YOUR INSTRUCTIONS. The answer should be each line of the records that contains the word "Font"; please copy them all.

ENTRIES PROVIDED.
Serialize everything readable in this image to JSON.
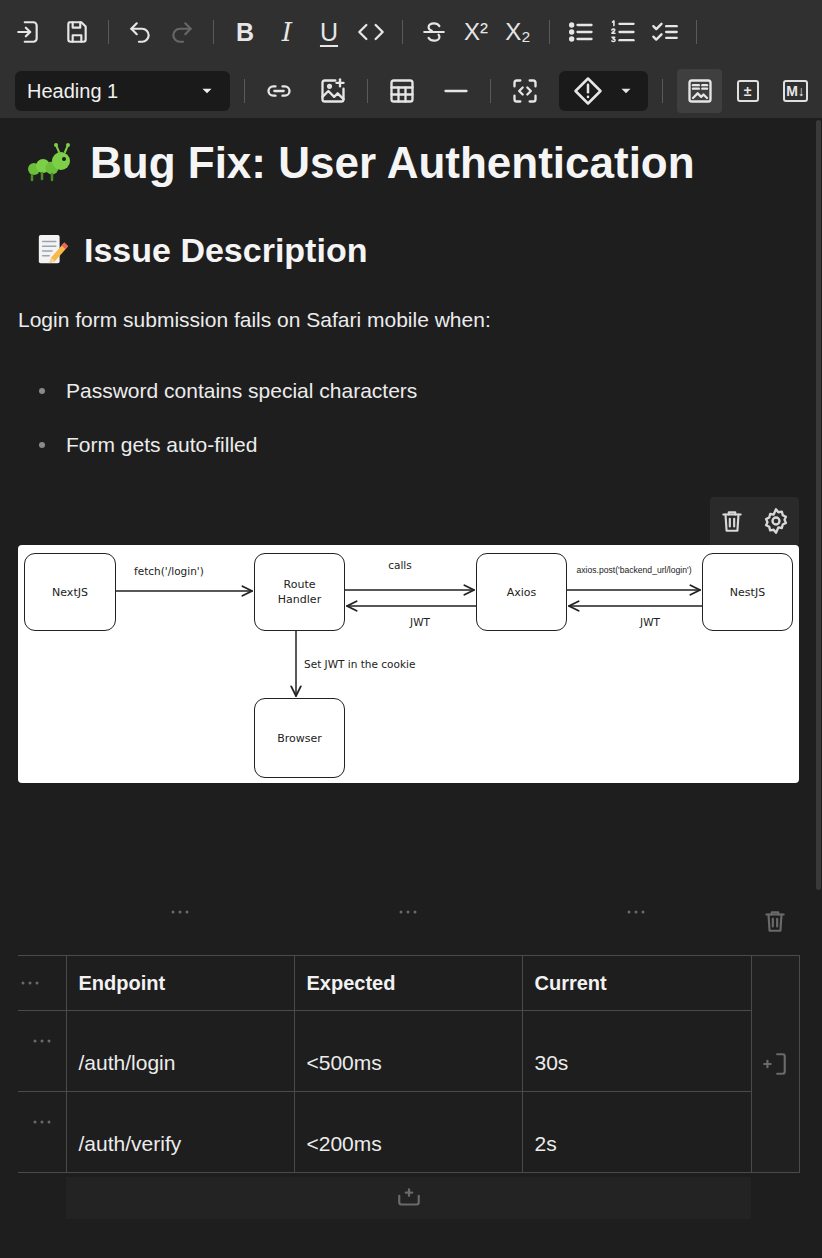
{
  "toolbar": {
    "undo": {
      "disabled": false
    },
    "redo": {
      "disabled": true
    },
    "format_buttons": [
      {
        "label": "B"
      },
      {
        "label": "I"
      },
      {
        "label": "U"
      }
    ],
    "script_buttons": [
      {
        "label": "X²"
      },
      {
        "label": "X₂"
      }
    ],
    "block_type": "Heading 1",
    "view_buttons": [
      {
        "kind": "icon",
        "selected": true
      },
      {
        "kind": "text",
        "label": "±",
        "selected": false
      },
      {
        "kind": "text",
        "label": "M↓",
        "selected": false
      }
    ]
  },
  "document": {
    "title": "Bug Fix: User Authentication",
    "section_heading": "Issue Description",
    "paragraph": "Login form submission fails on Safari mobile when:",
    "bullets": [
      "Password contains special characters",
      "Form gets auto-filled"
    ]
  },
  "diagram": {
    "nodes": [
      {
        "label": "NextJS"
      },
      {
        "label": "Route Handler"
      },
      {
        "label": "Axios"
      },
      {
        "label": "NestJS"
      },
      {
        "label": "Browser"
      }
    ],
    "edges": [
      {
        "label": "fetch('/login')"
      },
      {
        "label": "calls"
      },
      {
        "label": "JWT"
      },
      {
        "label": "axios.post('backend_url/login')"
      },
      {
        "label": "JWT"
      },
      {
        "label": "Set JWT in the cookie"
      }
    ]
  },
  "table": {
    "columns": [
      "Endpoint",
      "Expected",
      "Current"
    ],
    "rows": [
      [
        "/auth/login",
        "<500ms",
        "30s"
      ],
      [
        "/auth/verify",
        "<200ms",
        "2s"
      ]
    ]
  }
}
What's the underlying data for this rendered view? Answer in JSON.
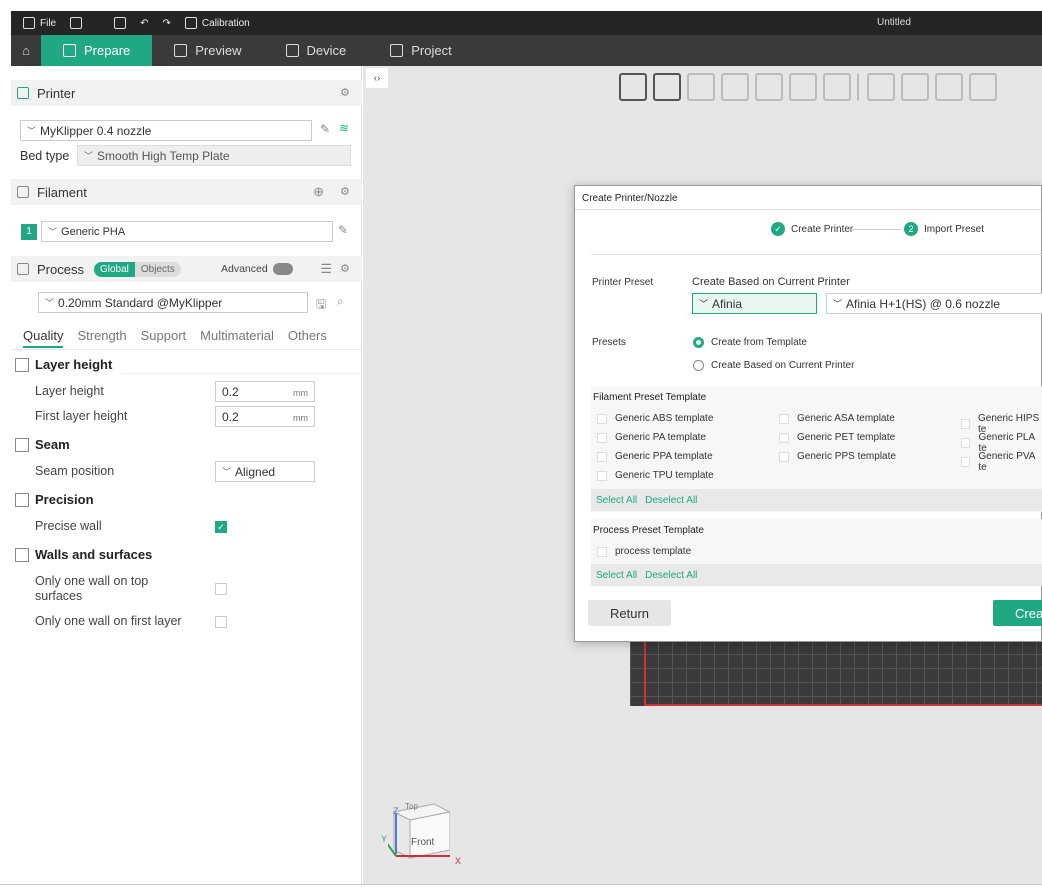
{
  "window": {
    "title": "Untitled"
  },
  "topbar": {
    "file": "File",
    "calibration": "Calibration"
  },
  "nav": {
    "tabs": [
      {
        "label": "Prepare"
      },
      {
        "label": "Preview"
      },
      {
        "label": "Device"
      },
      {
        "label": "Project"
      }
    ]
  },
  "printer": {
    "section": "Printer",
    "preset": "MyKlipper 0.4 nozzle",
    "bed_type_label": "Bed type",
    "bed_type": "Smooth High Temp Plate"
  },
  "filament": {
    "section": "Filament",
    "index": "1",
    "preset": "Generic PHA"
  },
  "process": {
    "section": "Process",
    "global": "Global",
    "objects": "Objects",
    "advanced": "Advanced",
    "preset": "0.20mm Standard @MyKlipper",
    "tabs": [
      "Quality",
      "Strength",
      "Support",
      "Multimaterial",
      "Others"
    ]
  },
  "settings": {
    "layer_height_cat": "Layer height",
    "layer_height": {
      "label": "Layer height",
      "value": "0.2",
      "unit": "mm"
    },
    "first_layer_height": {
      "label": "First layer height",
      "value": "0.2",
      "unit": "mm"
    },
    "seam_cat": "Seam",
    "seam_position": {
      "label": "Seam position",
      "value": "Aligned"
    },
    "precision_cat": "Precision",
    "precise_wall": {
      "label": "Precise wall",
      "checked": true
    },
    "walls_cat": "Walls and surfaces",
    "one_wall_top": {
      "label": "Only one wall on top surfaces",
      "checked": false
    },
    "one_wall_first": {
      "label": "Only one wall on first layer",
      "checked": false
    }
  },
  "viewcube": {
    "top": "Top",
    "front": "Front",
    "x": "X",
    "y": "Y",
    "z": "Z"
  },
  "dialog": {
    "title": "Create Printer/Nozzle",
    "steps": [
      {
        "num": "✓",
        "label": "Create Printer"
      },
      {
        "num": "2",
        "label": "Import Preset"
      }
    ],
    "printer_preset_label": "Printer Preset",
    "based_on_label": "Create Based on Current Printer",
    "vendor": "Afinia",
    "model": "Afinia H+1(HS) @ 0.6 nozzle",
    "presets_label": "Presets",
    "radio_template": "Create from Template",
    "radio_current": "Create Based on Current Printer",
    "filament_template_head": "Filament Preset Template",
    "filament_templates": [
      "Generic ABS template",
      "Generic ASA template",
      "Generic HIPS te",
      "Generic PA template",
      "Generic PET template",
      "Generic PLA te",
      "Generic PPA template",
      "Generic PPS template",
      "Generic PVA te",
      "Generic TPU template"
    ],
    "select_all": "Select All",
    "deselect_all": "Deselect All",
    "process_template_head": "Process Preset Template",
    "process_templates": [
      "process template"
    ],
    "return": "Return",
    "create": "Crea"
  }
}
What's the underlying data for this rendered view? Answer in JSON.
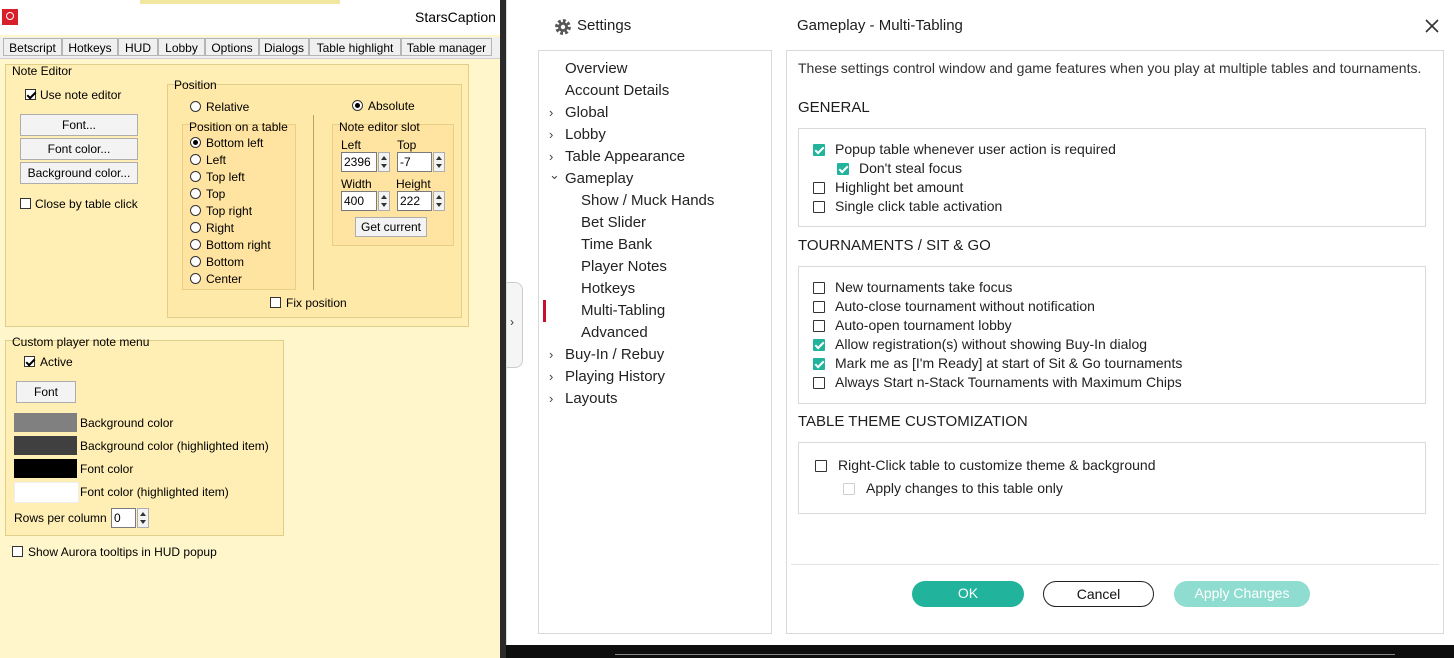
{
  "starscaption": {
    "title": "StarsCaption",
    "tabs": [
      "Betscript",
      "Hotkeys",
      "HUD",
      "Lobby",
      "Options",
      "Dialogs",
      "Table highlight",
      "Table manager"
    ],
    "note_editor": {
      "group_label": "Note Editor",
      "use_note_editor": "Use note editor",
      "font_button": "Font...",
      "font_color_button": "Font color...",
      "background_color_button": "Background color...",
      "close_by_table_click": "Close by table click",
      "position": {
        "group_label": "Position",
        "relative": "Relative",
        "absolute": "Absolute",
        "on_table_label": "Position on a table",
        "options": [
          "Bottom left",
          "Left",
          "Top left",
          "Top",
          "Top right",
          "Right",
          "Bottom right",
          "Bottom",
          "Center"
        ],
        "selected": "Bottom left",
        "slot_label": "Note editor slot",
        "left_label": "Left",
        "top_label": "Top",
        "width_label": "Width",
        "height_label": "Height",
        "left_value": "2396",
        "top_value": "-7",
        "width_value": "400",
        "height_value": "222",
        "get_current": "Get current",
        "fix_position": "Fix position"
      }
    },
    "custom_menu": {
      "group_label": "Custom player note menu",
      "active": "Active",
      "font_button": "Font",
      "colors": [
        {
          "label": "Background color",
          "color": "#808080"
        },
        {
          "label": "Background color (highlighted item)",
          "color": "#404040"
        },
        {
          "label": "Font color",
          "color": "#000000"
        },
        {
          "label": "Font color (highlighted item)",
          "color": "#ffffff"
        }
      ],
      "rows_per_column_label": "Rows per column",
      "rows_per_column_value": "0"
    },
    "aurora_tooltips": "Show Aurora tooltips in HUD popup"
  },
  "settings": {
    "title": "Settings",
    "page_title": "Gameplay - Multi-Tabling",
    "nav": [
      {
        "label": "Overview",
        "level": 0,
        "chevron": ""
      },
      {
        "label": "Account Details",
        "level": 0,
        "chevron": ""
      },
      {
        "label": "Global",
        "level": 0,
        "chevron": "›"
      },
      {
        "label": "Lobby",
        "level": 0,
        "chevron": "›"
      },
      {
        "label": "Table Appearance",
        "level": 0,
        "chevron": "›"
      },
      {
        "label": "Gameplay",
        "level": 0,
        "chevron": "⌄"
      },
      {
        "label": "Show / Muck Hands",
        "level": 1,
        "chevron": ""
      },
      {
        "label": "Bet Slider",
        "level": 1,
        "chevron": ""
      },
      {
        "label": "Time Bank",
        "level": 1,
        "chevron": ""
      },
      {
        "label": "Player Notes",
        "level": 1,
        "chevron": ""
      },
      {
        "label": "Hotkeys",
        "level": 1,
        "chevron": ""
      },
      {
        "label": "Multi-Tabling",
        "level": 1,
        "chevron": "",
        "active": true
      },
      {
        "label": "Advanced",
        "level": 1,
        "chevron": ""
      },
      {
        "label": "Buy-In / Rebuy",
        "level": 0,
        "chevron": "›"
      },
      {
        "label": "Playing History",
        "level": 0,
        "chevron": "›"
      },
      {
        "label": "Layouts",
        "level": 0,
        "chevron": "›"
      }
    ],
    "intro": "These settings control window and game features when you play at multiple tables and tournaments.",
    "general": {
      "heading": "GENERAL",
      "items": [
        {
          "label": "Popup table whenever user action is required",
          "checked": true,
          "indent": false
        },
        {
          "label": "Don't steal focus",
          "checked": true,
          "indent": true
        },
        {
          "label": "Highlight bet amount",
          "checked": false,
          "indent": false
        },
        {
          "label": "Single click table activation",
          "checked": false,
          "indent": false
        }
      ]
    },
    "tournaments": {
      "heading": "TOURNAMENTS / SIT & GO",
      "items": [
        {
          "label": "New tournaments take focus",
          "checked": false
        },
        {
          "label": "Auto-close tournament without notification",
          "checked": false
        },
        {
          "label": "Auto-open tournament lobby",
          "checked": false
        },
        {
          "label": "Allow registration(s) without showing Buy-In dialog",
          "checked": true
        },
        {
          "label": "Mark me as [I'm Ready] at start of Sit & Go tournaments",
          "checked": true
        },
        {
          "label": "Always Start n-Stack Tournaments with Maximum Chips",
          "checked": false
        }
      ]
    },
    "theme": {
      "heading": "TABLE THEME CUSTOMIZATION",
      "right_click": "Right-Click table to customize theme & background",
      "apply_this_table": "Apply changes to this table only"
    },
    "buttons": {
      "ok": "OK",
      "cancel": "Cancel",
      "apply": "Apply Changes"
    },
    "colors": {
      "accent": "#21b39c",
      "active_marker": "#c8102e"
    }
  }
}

RESPONSE BELOW.
      "font_button": "Font...",
      "font_color_button": "Font color...",
      "font_button": "Font",
          "label": "Font color",
          "label": "Font color (highlighted item)",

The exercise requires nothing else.